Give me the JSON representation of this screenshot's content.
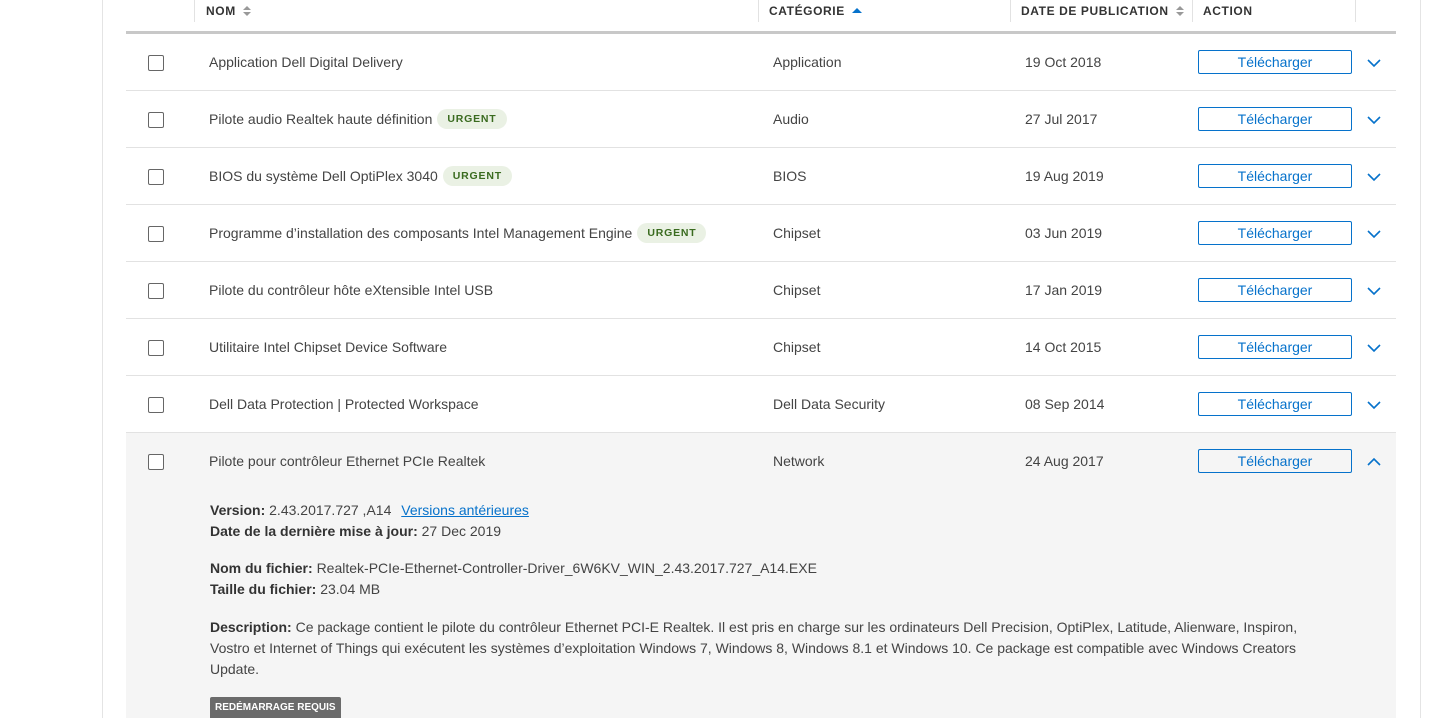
{
  "header": {
    "name": "NOM",
    "category": "CATÉGORIE",
    "date": "DATE DE PUBLICATION",
    "action": "ACTION"
  },
  "rows": [
    {
      "name": "Application Dell Digital Delivery",
      "badge": "",
      "category": "Application",
      "date": "19 Oct 2018",
      "action": "Télécharger"
    },
    {
      "name": "Pilote audio Realtek haute définition",
      "badge": "URGENT",
      "category": "Audio",
      "date": "27 Jul 2017",
      "action": "Télécharger"
    },
    {
      "name": "BIOS du système Dell OptiPlex 3040",
      "badge": "URGENT",
      "category": "BIOS",
      "date": "19 Aug 2019",
      "action": "Télécharger"
    },
    {
      "name": "Programme d’installation des composants Intel Management Engine",
      "badge": "URGENT",
      "category": "Chipset",
      "date": "03 Jun 2019",
      "action": "Télécharger"
    },
    {
      "name": "Pilote du contrôleur hôte eXtensible Intel USB",
      "badge": "",
      "category": "Chipset",
      "date": "17 Jan 2019",
      "action": "Télécharger"
    },
    {
      "name": "Utilitaire Intel Chipset Device Software",
      "badge": "",
      "category": "Chipset",
      "date": "14 Oct 2015",
      "action": "Télécharger"
    },
    {
      "name": "Dell Data Protection | Protected Workspace",
      "badge": "",
      "category": "Dell Data Security",
      "date": "08 Sep 2014",
      "action": "Télécharger"
    },
    {
      "name": "Pilote pour contrôleur Ethernet PCIe Realtek",
      "badge": "",
      "category": "Network",
      "date": "24 Aug 2017",
      "action": "Télécharger"
    }
  ],
  "details": {
    "version_label": "Version:",
    "version_value": "2.43.2017.727 ,A14",
    "previous_versions_link": "Versions antérieures",
    "last_update_label": "Date de la dernière mise à jour:",
    "last_update_value": "27 Dec 2019",
    "filename_label": "Nom du fichier:",
    "filename_value": "Realtek-PCIe-Ethernet-Controller-Driver_6W6KV_WIN_2.43.2017.727_A14.EXE",
    "filesize_label": "Taille du fichier:",
    "filesize_value": "23.04 MB",
    "description_label": "Description:",
    "description_value": "Ce package contient le pilote du contrôleur Ethernet PCI-E Realtek. Il est pris en charge sur les ordinateurs Dell Precision, OptiPlex, Latitude, Alienware, Inspiron, Vostro et Internet of Things qui exécutent les systèmes d’exploitation Windows 7, Windows 8, Windows 8.1 et Windows 10. Ce package est compatible avec Windows Creators Update.",
    "reboot_badge": "REDÉMARRAGE REQUIS"
  },
  "colors": {
    "accent": "#0672cb",
    "badge_bg": "#eaf1e4",
    "badge_text": "#3a6b1f",
    "expanded_bg": "#f5f5f5",
    "reboot_bg": "#6b6b6b"
  },
  "icons": {
    "sort": "sort-arrows-icon",
    "sort_active": "sort-ascending-icon",
    "expand": "chevron-down-icon",
    "collapse": "chevron-up-icon"
  }
}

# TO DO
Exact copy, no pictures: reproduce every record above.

# RESPONSE
Give me the JSON representation of this screenshot's content.
{
  "header": {
    "name": "NOM",
    "category": "CATÉGORIE",
    "date": "DATE DE PUBLICATION",
    "action": "ACTION"
  },
  "rows": [
    {
      "name": "Application Dell Digital Delivery",
      "badge": "",
      "category": "Application",
      "date": "19 Oct 2018",
      "action": "Télécharger"
    },
    {
      "name": "Pilote audio Realtek haute définition",
      "badge": "URGENT",
      "category": "Audio",
      "date": "27 Jul 2017",
      "action": "Télécharger"
    },
    {
      "name": "BIOS du système Dell OptiPlex 3040",
      "badge": "URGENT",
      "category": "BIOS",
      "date": "19 Aug 2019",
      "action": "Télécharger"
    },
    {
      "name": "Programme d’installation des composants Intel Management Engine",
      "badge": "URGENT",
      "category": "Chipset",
      "date": "03 Jun 2019",
      "action": "Télécharger"
    },
    {
      "name": "Pilote du contrôleur hôte eXtensible Intel USB",
      "badge": "",
      "category": "Chipset",
      "date": "17 Jan 2019",
      "action": "Télécharger"
    },
    {
      "name": "Utilitaire Intel Chipset Device Software",
      "badge": "",
      "category": "Chipset",
      "date": "14 Oct 2015",
      "action": "Télécharger"
    },
    {
      "name": "Dell Data Protection | Protected Workspace",
      "badge": "",
      "category": "Dell Data Security",
      "date": "08 Sep 2014",
      "action": "Télécharger"
    },
    {
      "name": "Pilote pour contrôleur Ethernet PCIe Realtek",
      "badge": "",
      "category": "Network",
      "date": "24 Aug 2017",
      "action": "Télécharger"
    }
  ],
  "details": {
    "version_label": "Version:",
    "version_value": "2.43.2017.727 ,A14",
    "previous_versions_link": "Versions antérieures",
    "last_update_label": "Date de la dernière mise à jour:",
    "last_update_value": "27 Dec 2019",
    "filename_label": "Nom du fichier:",
    "filename_value": "Realtek-PCIe-Ethernet-Controller-Driver_6W6KV_WIN_2.43.2017.727_A14.EXE",
    "filesize_label": "Taille du fichier:",
    "filesize_value": "23.04 MB",
    "description_label": "Description:",
    "description_value": "Ce package contient le pilote du contrôleur Ethernet PCI-E Realtek. Il est pris en charge sur les ordinateurs Dell Precision, OptiPlex, Latitude, Alienware, Inspiron, Vostro et Internet of Things qui exécutent les systèmes d’exploitation Windows 7, Windows 8, Windows 8.1 et Windows 10. Ce package est compatible avec Windows Creators Update.",
    "reboot_badge": "REDÉMARRAGE REQUIS"
  },
  "colors": {
    "accent": "#0672cb",
    "badge_bg": "#eaf1e4",
    "badge_text": "#3a6b1f",
    "expanded_bg": "#f5f5f5",
    "reboot_bg": "#6b6b6b"
  },
  "icons": {
    "sort": "sort-arrows-icon",
    "sort_active": "sort-ascending-icon",
    "expand": "chevron-down-icon",
    "collapse": "chevron-up-icon"
  }
}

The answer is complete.